# Task item
Each line below that includes the word "comment" is to be reported.

# Recorded information
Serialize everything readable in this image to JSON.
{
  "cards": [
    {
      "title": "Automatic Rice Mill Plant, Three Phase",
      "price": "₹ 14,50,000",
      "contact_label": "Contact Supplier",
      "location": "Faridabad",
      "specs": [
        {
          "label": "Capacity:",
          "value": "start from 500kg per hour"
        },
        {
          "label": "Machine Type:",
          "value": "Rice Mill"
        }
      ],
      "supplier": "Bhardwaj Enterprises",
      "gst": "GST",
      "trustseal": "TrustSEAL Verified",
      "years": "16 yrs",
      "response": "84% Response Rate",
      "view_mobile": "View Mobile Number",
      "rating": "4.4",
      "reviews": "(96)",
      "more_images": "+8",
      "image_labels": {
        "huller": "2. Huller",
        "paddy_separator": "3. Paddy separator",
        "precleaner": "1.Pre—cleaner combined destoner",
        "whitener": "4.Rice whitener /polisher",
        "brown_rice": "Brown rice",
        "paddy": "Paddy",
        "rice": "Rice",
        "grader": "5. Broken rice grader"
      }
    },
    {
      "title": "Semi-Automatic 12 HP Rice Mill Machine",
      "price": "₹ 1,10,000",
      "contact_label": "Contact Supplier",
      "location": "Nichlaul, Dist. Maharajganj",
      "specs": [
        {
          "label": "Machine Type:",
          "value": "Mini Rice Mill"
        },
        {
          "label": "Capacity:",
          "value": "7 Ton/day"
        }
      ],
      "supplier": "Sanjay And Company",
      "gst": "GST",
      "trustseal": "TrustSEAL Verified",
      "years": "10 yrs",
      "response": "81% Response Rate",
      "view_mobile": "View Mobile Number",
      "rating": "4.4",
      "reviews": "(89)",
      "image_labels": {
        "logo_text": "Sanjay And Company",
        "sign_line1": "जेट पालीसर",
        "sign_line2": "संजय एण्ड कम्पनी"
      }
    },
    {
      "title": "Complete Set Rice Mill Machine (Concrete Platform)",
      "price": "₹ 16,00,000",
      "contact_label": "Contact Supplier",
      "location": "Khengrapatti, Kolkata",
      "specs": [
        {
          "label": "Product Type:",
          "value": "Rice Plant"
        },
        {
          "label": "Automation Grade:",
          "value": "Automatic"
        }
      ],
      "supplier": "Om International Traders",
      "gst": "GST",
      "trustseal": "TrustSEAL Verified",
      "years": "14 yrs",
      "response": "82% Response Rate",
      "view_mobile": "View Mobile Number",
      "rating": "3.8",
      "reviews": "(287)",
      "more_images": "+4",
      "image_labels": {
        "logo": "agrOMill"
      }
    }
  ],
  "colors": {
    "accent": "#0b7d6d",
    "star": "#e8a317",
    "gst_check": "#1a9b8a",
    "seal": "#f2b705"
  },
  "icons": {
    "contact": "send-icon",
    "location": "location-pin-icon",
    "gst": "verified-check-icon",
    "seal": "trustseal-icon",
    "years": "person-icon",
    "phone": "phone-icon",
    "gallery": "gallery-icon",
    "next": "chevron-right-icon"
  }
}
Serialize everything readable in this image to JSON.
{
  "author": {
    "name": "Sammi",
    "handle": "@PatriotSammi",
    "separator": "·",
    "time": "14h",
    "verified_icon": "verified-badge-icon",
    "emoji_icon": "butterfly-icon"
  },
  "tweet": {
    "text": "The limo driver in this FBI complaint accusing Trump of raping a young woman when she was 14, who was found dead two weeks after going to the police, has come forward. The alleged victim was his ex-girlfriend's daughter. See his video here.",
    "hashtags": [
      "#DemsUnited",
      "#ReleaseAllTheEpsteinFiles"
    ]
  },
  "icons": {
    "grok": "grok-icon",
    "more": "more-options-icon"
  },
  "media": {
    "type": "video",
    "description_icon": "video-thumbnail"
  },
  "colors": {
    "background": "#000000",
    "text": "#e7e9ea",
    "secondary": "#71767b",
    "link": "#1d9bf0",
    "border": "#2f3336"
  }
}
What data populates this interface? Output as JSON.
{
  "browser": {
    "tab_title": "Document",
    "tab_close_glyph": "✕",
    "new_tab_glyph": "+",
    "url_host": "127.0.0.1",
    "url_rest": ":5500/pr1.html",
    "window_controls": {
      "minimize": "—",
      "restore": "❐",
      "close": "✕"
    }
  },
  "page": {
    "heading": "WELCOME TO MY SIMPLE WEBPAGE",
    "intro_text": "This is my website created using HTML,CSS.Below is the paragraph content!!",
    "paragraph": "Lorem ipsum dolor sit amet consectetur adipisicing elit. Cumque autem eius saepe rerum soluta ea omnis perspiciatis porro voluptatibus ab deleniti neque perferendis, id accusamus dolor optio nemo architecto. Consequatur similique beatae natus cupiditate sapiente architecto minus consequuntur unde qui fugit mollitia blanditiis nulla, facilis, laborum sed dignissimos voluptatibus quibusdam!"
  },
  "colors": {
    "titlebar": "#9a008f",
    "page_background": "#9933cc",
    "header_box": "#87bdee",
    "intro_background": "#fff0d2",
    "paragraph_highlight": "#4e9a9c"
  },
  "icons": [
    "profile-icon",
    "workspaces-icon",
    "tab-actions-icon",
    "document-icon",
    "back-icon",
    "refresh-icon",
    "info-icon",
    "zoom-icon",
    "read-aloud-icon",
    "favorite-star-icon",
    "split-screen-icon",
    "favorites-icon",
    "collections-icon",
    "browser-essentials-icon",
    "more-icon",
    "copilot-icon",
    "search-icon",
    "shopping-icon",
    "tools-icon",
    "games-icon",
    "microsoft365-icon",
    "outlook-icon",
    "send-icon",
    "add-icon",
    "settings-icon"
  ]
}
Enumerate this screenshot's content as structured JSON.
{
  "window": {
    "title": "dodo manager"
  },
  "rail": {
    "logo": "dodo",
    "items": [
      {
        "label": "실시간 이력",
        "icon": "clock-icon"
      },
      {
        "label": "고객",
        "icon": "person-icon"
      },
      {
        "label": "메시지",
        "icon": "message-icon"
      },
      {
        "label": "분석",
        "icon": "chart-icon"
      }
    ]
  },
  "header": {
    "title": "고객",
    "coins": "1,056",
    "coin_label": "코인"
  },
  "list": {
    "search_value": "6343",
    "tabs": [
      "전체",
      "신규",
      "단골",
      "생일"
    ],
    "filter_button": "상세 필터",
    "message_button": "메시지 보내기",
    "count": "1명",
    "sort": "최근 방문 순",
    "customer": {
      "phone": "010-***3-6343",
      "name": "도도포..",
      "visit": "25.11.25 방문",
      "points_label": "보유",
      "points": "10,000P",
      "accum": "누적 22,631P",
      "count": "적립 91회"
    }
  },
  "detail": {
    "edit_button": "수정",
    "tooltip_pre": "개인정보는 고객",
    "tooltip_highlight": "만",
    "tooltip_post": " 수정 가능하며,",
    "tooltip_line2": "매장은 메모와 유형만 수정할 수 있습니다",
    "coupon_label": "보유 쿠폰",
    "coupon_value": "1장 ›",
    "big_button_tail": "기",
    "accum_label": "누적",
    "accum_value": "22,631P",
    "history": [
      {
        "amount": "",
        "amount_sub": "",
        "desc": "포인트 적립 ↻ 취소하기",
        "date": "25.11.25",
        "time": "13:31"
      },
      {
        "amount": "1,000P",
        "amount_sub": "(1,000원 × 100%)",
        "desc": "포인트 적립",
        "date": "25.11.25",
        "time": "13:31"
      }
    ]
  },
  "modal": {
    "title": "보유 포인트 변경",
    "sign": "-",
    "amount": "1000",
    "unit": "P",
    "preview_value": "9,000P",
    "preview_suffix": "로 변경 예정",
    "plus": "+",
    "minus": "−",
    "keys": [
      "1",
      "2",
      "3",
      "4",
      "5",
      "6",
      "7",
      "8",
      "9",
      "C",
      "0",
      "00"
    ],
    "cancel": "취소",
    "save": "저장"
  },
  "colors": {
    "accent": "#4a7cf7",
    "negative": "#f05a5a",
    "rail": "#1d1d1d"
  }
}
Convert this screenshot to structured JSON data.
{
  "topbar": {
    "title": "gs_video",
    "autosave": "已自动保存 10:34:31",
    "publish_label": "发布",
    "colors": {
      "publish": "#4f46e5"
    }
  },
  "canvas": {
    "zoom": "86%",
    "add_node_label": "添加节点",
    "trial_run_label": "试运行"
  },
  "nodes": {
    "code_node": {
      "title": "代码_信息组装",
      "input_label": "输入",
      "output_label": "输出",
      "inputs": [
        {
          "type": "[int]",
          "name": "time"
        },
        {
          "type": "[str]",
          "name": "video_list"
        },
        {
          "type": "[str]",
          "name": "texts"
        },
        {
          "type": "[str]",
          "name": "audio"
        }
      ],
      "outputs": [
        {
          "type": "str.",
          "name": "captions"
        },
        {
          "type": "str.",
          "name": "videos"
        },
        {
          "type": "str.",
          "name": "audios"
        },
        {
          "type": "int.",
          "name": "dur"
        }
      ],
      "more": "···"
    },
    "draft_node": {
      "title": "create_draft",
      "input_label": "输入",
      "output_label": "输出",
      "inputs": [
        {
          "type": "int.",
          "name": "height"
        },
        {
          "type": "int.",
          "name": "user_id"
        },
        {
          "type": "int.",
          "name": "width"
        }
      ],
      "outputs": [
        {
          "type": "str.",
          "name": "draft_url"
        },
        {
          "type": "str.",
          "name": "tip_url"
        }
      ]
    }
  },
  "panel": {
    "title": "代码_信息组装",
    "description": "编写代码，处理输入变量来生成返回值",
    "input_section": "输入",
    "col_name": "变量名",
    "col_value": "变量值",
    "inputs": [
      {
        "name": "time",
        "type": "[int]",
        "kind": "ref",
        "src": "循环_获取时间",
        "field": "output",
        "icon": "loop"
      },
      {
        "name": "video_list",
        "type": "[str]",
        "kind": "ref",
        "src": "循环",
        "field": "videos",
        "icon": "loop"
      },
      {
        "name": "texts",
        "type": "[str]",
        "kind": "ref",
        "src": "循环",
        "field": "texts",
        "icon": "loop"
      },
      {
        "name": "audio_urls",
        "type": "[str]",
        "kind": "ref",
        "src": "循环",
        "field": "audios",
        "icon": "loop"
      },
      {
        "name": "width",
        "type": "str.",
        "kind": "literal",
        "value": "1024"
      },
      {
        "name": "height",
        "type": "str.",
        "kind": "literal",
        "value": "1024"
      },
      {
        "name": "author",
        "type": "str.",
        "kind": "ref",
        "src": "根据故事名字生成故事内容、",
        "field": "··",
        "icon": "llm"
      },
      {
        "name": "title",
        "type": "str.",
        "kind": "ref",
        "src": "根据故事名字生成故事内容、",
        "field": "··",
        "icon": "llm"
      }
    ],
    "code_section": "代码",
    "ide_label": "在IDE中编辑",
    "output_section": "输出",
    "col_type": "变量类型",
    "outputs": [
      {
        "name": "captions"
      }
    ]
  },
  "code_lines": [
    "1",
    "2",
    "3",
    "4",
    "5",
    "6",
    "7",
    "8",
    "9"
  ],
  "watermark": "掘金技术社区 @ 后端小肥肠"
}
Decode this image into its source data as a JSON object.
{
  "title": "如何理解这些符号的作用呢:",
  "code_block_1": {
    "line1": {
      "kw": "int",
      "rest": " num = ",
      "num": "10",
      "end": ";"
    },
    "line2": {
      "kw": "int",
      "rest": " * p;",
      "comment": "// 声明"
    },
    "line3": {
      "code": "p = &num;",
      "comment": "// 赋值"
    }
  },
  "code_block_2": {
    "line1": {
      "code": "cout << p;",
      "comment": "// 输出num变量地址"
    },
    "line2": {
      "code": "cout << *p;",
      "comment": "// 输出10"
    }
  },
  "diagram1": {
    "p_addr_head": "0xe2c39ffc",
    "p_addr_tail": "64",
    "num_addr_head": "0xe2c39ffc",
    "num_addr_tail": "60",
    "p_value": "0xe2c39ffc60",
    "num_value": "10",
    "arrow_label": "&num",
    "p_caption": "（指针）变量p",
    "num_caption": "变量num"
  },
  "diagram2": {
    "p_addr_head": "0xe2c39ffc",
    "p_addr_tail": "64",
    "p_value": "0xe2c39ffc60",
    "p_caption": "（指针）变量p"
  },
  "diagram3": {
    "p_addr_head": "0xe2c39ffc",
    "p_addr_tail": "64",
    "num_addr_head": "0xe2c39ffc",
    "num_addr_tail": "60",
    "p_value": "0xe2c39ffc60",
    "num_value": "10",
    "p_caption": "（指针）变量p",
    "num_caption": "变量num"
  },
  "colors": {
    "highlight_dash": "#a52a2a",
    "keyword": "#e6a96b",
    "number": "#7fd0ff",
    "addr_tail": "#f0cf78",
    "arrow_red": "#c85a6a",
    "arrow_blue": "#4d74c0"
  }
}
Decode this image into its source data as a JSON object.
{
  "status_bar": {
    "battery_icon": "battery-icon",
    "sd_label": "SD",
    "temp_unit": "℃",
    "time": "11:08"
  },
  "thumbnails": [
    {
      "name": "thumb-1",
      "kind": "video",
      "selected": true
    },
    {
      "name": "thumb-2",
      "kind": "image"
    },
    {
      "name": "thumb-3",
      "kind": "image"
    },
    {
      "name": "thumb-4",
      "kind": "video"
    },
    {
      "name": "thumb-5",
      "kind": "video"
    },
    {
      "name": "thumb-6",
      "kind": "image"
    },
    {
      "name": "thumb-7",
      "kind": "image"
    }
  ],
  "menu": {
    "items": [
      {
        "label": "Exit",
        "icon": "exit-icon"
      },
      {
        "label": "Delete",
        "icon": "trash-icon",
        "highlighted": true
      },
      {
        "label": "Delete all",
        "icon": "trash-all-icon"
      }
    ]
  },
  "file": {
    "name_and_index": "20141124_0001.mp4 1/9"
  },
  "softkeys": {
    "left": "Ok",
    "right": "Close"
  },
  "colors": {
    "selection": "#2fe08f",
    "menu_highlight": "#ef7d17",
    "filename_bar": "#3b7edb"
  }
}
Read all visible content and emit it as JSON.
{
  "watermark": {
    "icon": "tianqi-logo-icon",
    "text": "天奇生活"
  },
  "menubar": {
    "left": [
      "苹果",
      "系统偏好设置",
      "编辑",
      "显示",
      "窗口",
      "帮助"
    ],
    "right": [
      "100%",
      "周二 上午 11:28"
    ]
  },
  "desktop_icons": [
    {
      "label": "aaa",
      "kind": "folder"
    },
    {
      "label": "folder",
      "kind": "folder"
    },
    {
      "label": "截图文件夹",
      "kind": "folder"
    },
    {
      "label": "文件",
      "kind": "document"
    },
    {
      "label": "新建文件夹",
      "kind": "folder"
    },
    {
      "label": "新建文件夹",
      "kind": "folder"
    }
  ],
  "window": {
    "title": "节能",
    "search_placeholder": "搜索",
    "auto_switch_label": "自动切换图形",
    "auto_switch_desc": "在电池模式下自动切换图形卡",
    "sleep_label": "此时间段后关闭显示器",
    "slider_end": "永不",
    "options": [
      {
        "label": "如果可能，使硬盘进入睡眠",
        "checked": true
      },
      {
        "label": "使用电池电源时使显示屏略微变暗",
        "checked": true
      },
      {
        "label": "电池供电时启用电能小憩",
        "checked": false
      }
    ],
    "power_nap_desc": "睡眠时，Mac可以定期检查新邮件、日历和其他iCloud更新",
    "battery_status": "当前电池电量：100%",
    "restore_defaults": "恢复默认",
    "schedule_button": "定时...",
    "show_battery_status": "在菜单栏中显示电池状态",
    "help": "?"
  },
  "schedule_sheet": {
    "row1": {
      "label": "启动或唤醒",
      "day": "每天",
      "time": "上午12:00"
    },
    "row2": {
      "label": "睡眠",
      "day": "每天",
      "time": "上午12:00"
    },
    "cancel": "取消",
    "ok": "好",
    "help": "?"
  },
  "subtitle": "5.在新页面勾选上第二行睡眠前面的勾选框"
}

# Answer section
      "comment": "// 声明"
      "comment": "// 赋值"
      "comment": "// 输出num变量地址"
      "comment": "// 输出10"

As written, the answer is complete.